### EXERCISE
Collect all lines below with the string "title".

### DATASET RECORDS
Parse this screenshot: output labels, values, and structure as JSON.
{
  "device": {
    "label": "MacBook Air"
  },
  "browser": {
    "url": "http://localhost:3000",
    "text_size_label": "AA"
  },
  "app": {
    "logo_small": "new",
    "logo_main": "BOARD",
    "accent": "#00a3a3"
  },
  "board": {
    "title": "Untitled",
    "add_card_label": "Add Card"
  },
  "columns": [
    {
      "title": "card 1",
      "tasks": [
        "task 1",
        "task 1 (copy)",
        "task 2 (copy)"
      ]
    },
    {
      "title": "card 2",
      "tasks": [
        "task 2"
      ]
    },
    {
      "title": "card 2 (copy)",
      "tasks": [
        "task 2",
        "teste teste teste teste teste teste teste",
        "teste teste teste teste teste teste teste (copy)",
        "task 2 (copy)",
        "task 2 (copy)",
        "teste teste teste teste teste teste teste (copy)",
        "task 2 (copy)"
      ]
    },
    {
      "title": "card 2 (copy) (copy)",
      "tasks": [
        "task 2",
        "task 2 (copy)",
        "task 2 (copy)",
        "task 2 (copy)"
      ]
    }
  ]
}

### ANSWER BOX
    "title": "Untitled",
      "title": "card 1",
      "title": "card 2",
      "title": "card 2 (copy)",
      "title": "card 2 (copy) (copy)",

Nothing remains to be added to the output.